Items from an interface collection:
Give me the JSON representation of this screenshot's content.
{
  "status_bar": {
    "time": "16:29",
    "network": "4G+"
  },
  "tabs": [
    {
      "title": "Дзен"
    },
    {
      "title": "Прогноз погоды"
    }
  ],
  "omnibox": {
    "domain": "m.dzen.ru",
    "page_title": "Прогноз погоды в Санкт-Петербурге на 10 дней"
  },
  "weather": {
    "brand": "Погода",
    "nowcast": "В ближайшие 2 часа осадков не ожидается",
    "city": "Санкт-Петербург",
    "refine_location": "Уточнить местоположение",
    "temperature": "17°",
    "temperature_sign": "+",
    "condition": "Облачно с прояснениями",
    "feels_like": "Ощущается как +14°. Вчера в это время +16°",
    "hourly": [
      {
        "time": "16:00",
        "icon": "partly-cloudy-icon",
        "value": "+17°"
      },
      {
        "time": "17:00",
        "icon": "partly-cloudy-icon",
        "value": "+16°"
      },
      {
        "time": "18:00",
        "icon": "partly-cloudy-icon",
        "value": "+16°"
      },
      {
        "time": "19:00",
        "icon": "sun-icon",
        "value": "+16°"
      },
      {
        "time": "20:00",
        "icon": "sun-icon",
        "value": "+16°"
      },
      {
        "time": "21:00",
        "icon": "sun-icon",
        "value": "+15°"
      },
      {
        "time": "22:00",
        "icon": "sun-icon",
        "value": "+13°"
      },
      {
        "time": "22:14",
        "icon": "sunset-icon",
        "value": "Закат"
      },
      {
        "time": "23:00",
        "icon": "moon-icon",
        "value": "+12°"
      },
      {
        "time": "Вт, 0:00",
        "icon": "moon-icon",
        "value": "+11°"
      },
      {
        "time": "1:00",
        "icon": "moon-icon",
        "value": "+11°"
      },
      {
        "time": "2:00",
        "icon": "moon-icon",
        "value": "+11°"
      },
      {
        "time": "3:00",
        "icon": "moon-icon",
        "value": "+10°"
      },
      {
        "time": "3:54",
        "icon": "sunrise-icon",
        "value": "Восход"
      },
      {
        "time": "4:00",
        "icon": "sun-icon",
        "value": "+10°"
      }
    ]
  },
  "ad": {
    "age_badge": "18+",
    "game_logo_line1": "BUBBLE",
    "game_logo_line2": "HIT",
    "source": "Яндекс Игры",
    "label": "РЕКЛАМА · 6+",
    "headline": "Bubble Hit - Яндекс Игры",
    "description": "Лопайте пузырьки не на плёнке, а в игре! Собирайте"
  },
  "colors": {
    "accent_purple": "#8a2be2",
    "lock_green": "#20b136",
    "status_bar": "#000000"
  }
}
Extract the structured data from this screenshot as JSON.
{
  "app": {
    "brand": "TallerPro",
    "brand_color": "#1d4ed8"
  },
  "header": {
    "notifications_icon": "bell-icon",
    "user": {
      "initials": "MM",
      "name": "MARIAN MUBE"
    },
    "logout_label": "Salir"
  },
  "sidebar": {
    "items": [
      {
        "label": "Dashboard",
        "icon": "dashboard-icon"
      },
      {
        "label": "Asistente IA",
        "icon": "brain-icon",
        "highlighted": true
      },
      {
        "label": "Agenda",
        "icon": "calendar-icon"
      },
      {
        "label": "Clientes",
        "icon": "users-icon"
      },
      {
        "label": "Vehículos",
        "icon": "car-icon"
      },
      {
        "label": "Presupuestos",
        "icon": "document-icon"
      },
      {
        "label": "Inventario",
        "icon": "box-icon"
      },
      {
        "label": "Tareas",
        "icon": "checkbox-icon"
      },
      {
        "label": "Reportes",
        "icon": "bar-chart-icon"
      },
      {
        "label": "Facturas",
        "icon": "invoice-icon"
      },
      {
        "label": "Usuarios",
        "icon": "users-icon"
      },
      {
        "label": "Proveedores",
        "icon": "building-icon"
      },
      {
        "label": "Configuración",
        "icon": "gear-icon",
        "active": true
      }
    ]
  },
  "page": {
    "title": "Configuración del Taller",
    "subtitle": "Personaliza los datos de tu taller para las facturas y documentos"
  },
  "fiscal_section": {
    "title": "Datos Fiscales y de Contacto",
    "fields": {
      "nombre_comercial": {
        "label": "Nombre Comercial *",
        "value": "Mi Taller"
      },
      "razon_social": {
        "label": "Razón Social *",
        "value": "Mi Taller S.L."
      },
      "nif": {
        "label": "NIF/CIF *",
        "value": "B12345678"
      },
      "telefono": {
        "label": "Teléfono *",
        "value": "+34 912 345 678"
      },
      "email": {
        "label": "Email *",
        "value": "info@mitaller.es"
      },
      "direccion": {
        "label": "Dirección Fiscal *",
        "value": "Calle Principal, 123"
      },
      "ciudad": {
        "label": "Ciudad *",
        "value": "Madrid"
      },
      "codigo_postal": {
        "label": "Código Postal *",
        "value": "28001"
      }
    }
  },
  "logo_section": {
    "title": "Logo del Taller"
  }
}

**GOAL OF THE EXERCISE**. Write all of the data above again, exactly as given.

**RESPONSE**.
Give me the JSON representation of this screenshot's content.
{
  "status_bar": {
    "time": "16:29",
    "network": "4G+"
  },
  "tabs": [
    {
      "title": "Дзен"
    },
    {
      "title": "Прогноз погоды"
    }
  ],
  "omnibox": {
    "domain": "m.dzen.ru",
    "page_title": "Прогноз погоды в Санкт-Петербурге на 10 дней"
  },
  "weather": {
    "brand": "Погода",
    "nowcast": "В ближайшие 2 часа осадков не ожидается",
    "city": "Санкт-Петербург",
    "refine_location": "Уточнить местоположение",
    "temperature": "17°",
    "temperature_sign": "+",
    "condition": "Облачно с прояснениями",
    "feels_like": "Ощущается как +14°. Вчера в это время +16°",
    "hourly": [
      {
        "time": "16:00",
        "icon": "partly-cloudy-icon",
        "value": "+17°"
      },
      {
        "time": "17:00",
        "icon": "partly-cloudy-icon",
        "value": "+16°"
      },
      {
        "time": "18:00",
        "icon": "partly-cloudy-icon",
        "value": "+16°"
      },
      {
        "time": "19:00",
        "icon": "sun-icon",
        "value": "+16°"
      },
      {
        "time": "20:00",
        "icon": "sun-icon",
        "value": "+16°"
      },
      {
        "time": "21:00",
        "icon": "sun-icon",
        "value": "+15°"
      },
      {
        "time": "22:00",
        "icon": "sun-icon",
        "value": "+13°"
      },
      {
        "time": "22:14",
        "icon": "sunset-icon",
        "value": "Закат"
      },
      {
        "time": "23:00",
        "icon": "moon-icon",
        "value": "+12°"
      },
      {
        "time": "Вт, 0:00",
        "icon": "moon-icon",
        "value": "+11°"
      },
      {
        "time": "1:00",
        "icon": "moon-icon",
        "value": "+11°"
      },
      {
        "time": "2:00",
        "icon": "moon-icon",
        "value": "+11°"
      },
      {
        "time": "3:00",
        "icon": "moon-icon",
        "value": "+10°"
      },
      {
        "time": "3:54",
        "icon": "sunrise-icon",
        "value": "Восход"
      },
      {
        "time": "4:00",
        "icon": "sun-icon",
        "value": "+10°"
      }
    ]
  },
  "ad": {
    "age_badge": "18+",
    "game_logo_line1": "BUBBLE",
    "game_logo_line2": "HIT",
    "source": "Яндекс Игры",
    "label": "РЕКЛАМА · 6+",
    "headline": "Bubble Hit - Яндекс Игры",
    "description": "Лопайте пузырьки не на плёнке, а в игре! Собирайте"
  },
  "colors": {
    "accent_purple": "#8a2be2",
    "lock_green": "#20b136",
    "status_bar": "#000000"
  }
}
Extract the structured data from this screenshot as JSON.
{
  "app": {
    "brand": "TallerPro",
    "brand_color": "#1d4ed8"
  },
  "header": {
    "notifications_icon": "bell-icon",
    "user": {
      "initials": "MM",
      "name": "MARIAN MUBE"
    },
    "logout_label": "Salir"
  },
  "sidebar": {
    "items": [
      {
        "label": "Dashboard",
        "icon": "dashboard-icon"
      },
      {
        "label": "Asistente IA",
        "icon": "brain-icon",
        "highlighted": true
      },
      {
        "label": "Agenda",
        "icon": "calendar-icon"
      },
      {
        "label": "Clientes",
        "icon": "users-icon"
      },
      {
        "label": "Vehículos",
        "icon": "car-icon"
      },
      {
        "label": "Presupuestos",
        "icon": "document-icon"
      },
      {
        "label": "Inventario",
        "icon": "box-icon"
      },
      {
        "label": "Tareas",
        "icon": "checkbox-icon"
      },
      {
        "label": "Reportes",
        "icon": "bar-chart-icon"
      },
      {
        "label": "Facturas",
        "icon": "invoice-icon"
      },
      {
        "label": "Usuarios",
        "icon": "users-icon"
      },
      {
        "label": "Proveedores",
        "icon": "building-icon"
      },
      {
        "label": "Configuración",
        "icon": "gear-icon",
        "active": true
      }
    ]
  },
  "page": {
    "title": "Configuración del Taller",
    "subtitle": "Personaliza los datos de tu taller para las facturas y documentos"
  },
  "fiscal_section": {
    "title": "Datos Fiscales y de Contacto",
    "fields": {
      "nombre_comercial": {
        "label": "Nombre Comercial *",
        "value": "Mi Taller"
      },
      "razon_social": {
        "label": "Razón Social *",
        "value": "Mi Taller S.L."
      },
      "nif": {
        "label": "NIF/CIF *",
        "value": "B12345678"
      },
      "telefono": {
        "label": "Teléfono *",
        "value": "+34 912 345 678"
      },
      "email": {
        "label": "Email *",
        "value": "info@mitaller.es"
      },
      "direccion": {
        "label": "Dirección Fiscal *",
        "value": "Calle Principal, 123"
      },
      "ciudad": {
        "label": "Ciudad *",
        "value": "Madrid"
      },
      "codigo_postal": {
        "label": "Código Postal *",
        "value": "28001"
      }
    }
  },
  "logo_section": {
    "title": "Logo del Taller"
  }
}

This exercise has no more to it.